Finally, candor requires me to mention that yours truly makes an appearance in middle of this dirge, though not by name. It may not come as a shock to learn that my reputation does not quite rival that of St. Edward: "an infamous charlatan [who] slandered me in a New York tabloid and created a scandalous website to malign my public stand against the criminal atrocities he supports." The reader will no doubt be relieved to learn that Dabashi's sorrows at being impugned by me were lightened when his "prince" and "majestic peak" left him a voice message ("Hamid, my dear, this is Edward . . .") that Dabashi found luminous: "There was something providential in his voice – it restored hope in humanity."
That this embarrassing eulogy is the best a much-titled professor at a leading university can write again confirms the degeneration of Middle East studies. (October 2, 2003)
April 24, 2004 update: Much behind schedule, in the classic academic style, the MESA Bulletin for December 2003 just arrived and in it an obituary for Edward Said by none other than Rashid Khalidi, Edward Said Professor of Middle East Studies (his title is something the bulletin does not mention, by the way). Although Khalidi's prose is a shade less purple and his tone less mawkish than his colleague Dabashi's, he is writing for the guild publication and not for a wild-eyed publication like Counterpunch.
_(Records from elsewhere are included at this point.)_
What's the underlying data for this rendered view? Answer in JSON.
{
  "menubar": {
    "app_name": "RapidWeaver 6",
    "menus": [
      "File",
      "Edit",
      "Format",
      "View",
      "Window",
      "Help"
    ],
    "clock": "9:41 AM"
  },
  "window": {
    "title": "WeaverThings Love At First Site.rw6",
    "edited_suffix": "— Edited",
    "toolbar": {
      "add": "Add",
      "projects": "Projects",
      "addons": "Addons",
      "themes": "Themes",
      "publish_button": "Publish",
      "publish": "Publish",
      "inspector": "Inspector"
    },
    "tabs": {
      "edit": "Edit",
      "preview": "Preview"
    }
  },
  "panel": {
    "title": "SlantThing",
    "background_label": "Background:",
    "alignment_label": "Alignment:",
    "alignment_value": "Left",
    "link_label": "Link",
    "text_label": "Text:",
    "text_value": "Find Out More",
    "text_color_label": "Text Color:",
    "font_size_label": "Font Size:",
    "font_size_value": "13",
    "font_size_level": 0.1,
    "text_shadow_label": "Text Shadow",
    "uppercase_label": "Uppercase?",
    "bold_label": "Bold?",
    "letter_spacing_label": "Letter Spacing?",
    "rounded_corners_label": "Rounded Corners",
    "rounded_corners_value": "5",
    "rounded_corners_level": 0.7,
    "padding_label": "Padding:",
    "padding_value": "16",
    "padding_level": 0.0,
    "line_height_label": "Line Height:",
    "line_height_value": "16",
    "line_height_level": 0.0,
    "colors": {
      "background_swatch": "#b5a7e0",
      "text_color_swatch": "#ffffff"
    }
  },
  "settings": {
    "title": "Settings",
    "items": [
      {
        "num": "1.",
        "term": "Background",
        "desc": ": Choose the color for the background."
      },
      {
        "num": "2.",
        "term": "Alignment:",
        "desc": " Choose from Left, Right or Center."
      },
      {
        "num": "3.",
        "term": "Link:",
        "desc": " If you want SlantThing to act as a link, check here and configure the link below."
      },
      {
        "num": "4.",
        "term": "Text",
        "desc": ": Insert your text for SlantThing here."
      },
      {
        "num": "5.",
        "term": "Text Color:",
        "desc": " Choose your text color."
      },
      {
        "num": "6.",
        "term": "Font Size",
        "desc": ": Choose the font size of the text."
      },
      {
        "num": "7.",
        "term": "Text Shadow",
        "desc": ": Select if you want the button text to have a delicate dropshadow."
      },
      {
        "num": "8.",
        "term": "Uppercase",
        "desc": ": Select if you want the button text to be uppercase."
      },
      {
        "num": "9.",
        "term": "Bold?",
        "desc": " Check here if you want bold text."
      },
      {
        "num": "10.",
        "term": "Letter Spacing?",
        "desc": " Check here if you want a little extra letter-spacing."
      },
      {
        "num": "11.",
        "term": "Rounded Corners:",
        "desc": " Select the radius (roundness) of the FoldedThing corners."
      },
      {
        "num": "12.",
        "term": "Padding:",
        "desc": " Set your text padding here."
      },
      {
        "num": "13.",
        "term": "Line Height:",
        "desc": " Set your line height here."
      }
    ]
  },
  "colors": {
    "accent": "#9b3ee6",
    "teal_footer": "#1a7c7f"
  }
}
The standards, accordingly, are different for Khalidi – and higher.
Here are some highlights from his embarrassingly servile obituary:
- The passing of Edward Said has meant the loss of one of the most profound, original, and influential thinkers of the past half-century.
- We know more about Said's life and background and concerns than we do about the lives of most scholars because of his fascinating memoir, Out of Place. [DP comment: Not a word here about the deception that Said had perpetuated about his having grown up in Cairo, as revealed by Justus Weiner.]
- The seminal Orientalism (1978) … aroused the antagonism of persistent critics. Their caviling is with us still a quarter of a century later, in the form of affirmations that the entire Middle East field is subject to Said's baneful influence, and other even more farfetched assertions. [DP comment: Presumably a backhanded plug for Martin Kramer's Ivory Towers on Sand.]
- His humanism, his utter lack of chauvinism, and his deeply sympathetic understanding of the tragedies that have afflicted the history not only of the Palestinians, but also of the Jews, gave him a unique ability to speak across the divides that bedevil discourse on this subject. [DP comment: A humanism perhaps best remembered by the picture of Said throwing a stone at Israeli border guards].
- Edward Said was an extraordinary figure, one who was truly appreciated in the academy and in arenas of cultural and intellectual life the world over. Like Noam Chomsky and very few others, he managed not only to reshape his own field of scholarly endeavor, but to transcend it, influencing other fields and disciplines, and going well beyond the narrow boundaries of the American academy to become a true public intellectual, and a passionate voice for humanistic values and justice in an imperfect world.